* [About this exercise]:
Search the records for the string "icon", then copy each line that has it.

* [Materials provided]:
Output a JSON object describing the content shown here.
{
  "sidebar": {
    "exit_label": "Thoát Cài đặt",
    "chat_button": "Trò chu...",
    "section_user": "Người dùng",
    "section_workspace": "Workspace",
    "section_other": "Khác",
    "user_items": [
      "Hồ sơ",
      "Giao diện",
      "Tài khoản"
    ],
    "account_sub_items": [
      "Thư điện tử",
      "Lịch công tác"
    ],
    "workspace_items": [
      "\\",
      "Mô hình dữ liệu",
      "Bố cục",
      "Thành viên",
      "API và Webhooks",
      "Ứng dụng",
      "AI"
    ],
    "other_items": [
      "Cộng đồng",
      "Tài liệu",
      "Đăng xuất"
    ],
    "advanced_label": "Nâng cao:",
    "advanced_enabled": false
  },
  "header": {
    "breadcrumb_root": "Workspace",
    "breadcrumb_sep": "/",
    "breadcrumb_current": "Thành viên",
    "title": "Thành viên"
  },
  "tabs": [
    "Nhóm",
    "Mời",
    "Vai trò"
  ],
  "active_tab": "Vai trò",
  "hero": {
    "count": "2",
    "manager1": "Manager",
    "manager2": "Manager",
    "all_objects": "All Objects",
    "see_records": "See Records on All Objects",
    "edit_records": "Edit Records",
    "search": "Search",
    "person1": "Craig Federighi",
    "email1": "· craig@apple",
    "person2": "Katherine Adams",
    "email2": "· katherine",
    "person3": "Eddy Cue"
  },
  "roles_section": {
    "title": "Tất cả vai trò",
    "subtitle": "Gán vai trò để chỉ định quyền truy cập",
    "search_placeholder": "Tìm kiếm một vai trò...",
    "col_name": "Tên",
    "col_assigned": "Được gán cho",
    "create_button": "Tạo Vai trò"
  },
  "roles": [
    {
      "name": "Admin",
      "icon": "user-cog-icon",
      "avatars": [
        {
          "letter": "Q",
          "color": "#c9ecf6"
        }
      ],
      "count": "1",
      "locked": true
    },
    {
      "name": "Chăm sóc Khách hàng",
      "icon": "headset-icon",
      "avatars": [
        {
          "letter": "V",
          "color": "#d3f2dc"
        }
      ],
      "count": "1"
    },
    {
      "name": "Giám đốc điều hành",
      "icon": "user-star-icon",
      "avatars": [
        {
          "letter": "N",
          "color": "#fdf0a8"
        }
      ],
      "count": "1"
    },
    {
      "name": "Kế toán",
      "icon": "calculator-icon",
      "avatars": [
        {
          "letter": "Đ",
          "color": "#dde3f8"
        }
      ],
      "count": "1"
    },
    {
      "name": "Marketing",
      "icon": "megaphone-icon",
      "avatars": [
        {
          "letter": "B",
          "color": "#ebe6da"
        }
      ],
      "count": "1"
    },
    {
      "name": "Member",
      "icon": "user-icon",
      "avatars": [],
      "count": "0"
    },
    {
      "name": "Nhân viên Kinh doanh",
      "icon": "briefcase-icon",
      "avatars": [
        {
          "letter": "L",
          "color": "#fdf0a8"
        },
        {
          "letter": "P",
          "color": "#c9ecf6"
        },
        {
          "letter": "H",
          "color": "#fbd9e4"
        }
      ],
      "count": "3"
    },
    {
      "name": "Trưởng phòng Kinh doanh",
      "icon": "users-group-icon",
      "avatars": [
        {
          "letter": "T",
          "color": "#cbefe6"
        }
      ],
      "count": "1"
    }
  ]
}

* [Your response]:
      "icon": "user-cog-icon",
      "icon": "headset-icon",
      "icon": "user-star-icon",
      "icon": "calculator-icon",
      "icon": "megaphone-icon",
      "icon": "user-icon",
      "icon": "briefcase-icon",
      "icon": "users-group-icon",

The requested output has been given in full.